What My Dad Has Taught Me
My Dad is a pretty cool guy.
He’s one of the youngest-at-heart people I know. We have a running joke in our family – when talking about Dad’s age (71), we say he’s “Older than Dirt”. He thinks it’s hilarious. I think it’s ironic. Dad may be in his 70’s, but he sure doesn’t act like it. He’s in better shape than I am, and spends many of his retired days fixing, building, mowing, climbing ladders, pressure washing, and any other physically demanding domestic chore you can imagine. He also spends much of his time with his grandsons on the floor wrestling, play fighting and horsing around just like he did with us when we were kids. When he’s not doing that, he’s traveling around the world with Mom.
My Dad enjoys life. He doesn’t act old because he doesn’t FEEL old. He doesn’t FEEL old because he doesn’t let himself have that attitude. Whether he’s pressure washing the driveway, traveling the world with my Mom or hugging his grandkids, every moment is treasured.
My Dad is a pretty accomplished guy.
Dad was a member of the Canadian Armed Forces for 36 years. As any of you who are Base Brats like me will know, this means that basically your life as a kid was dictated by your Dad’s job. We moved 5 times, I went to 3 different elementary schools and 2 different high schools, in all corners of the country.
My Dad worked hard through his entire career. He accomplished many great things, and made positive change in the environments he was in. He was a good leader – his colleagues looked up to him. He set the example and was rewarded for it. He never tried too hard – he simply knew what needed to be done and then proceeded to do it better than most. He never did anything FOR recognition. He did it because he cared about people and about his country.
My Dad is a pretty devoted guy.
My parents will be happily married 48 years this coming September. That’s quite an accomplishment in itself! Due to the nature of his job, Dad was away quite a bit – sometimes for 6 months at a time. He was in a pretty remote location, so we had limited contact – once in a while via HAM radio, but mostly we communicated by sending audio cassette tapes back and forth in the mail. Even though his job was very busy and very important, without fail, Dad would send us tapes, once a week or so. Much of the time he’d just be talking about us, what we were doing in school, how baseball and swimming lessons were going, that sort of thing. But it was something we knew we could rely on.

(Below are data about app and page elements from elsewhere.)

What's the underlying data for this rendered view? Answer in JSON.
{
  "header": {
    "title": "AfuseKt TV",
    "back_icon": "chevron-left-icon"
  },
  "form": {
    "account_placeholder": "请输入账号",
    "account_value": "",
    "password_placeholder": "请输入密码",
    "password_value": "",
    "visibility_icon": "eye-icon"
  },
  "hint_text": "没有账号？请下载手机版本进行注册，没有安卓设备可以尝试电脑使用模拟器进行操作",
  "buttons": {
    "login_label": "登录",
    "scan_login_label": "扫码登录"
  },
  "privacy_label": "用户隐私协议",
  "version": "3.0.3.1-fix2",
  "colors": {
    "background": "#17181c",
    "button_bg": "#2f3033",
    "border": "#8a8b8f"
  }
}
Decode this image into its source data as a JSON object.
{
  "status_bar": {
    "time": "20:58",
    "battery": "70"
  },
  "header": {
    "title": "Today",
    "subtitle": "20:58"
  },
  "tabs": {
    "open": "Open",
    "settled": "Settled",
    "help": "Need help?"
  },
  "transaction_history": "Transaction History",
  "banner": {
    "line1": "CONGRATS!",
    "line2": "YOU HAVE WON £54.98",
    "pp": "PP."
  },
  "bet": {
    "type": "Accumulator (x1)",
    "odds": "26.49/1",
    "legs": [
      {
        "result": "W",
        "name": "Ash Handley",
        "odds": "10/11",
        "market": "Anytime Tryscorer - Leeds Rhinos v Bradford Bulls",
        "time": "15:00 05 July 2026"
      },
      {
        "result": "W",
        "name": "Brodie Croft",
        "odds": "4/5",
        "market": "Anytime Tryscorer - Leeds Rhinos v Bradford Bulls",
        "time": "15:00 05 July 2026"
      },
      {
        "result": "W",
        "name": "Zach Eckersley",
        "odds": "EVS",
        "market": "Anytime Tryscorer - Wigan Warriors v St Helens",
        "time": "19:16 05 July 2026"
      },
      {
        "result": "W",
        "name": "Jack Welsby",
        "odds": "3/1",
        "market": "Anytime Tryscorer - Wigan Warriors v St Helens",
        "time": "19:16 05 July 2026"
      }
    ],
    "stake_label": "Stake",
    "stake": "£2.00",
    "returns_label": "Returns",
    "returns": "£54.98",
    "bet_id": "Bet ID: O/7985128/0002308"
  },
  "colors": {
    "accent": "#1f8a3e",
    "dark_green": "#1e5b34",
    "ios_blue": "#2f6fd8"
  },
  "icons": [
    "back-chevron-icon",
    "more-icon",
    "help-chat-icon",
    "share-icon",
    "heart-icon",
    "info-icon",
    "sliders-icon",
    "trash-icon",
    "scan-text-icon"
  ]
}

My Dad, even though he is always busy with lots and lots of important things, ALWAYS, 100% of the time, has time for his family. Family is the most important thing. Hands down. When he was home, he was entirely focused on us. The most fun was always the day Dad came home.
Thank you Dad, for teaching me three very important lessons; to appreciate every moment of life, to not be afraid to work hard for the greater good, and that family is central to everything.
Happy Father’s Day!
Love, Suze (xoxo)
(PS My Dad is the one who gave me the nickname “Suze”…just so ya know) 🙂